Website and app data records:
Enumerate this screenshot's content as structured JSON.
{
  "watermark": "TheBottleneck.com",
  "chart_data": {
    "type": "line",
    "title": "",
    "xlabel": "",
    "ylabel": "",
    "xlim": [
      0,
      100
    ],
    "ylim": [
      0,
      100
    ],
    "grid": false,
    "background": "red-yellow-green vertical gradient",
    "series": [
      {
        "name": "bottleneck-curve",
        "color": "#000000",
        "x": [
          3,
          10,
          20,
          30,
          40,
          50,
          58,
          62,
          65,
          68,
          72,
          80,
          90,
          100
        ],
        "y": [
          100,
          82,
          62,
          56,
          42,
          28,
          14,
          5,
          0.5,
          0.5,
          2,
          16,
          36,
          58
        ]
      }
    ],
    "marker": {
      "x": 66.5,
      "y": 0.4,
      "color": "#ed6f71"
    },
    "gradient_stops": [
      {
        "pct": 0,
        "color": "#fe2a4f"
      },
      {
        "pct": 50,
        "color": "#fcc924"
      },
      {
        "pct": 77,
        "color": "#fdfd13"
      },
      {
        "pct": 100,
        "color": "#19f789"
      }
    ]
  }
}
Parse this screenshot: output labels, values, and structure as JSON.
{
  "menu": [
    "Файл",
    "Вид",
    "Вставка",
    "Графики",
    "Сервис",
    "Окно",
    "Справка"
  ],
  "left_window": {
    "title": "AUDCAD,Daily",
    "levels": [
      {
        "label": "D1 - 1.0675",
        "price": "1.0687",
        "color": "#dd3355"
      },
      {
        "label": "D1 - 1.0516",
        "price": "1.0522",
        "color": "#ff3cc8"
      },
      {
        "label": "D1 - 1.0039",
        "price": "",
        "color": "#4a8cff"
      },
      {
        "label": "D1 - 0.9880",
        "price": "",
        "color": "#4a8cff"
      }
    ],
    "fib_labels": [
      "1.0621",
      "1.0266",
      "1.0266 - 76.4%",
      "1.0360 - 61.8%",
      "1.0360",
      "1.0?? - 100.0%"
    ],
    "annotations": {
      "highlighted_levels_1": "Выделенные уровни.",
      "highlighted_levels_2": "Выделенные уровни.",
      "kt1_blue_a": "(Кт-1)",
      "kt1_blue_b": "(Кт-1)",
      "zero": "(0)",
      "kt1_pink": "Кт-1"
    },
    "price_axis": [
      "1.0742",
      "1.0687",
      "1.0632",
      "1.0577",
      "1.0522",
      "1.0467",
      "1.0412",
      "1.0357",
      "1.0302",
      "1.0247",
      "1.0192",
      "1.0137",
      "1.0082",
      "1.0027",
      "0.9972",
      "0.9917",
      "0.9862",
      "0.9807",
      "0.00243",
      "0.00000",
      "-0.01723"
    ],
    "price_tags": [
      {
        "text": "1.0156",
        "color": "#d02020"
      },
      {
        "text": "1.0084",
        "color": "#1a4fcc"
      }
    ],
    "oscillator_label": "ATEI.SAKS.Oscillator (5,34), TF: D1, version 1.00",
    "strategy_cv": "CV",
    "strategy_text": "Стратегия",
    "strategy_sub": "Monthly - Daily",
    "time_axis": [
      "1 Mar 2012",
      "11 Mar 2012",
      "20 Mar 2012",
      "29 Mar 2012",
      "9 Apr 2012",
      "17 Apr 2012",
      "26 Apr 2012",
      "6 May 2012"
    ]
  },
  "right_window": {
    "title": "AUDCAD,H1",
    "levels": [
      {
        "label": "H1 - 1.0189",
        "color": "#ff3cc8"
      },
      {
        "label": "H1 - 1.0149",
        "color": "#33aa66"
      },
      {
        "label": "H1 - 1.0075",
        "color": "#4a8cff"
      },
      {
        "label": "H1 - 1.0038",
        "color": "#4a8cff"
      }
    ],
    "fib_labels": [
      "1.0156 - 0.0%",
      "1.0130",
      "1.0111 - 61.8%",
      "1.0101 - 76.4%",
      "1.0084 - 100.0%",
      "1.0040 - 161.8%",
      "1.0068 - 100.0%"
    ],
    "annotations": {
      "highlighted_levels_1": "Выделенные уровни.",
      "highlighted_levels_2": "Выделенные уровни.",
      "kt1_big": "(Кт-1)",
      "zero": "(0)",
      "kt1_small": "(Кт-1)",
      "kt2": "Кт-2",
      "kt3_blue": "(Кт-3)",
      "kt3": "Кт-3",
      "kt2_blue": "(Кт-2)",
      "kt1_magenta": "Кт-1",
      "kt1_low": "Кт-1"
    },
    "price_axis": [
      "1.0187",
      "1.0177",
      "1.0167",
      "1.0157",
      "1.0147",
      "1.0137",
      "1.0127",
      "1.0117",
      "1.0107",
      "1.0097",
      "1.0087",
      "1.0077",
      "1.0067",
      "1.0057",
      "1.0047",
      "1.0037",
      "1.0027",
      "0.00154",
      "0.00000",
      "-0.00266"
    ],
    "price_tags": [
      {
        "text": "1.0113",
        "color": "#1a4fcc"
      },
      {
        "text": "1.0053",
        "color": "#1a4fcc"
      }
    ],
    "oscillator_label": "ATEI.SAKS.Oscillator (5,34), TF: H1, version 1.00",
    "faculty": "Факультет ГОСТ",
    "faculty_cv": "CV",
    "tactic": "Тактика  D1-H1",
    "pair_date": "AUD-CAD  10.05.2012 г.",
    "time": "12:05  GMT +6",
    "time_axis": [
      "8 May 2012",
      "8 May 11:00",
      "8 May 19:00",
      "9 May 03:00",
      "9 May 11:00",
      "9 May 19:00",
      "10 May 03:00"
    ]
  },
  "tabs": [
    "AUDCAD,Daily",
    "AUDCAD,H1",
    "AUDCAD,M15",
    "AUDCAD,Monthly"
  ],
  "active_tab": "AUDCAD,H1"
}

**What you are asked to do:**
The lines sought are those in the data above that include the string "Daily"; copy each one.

**Response:**
    "title": "AUDCAD,Daily",
    "strategy_sub": "Monthly - Daily",
    "AUDCAD,Daily",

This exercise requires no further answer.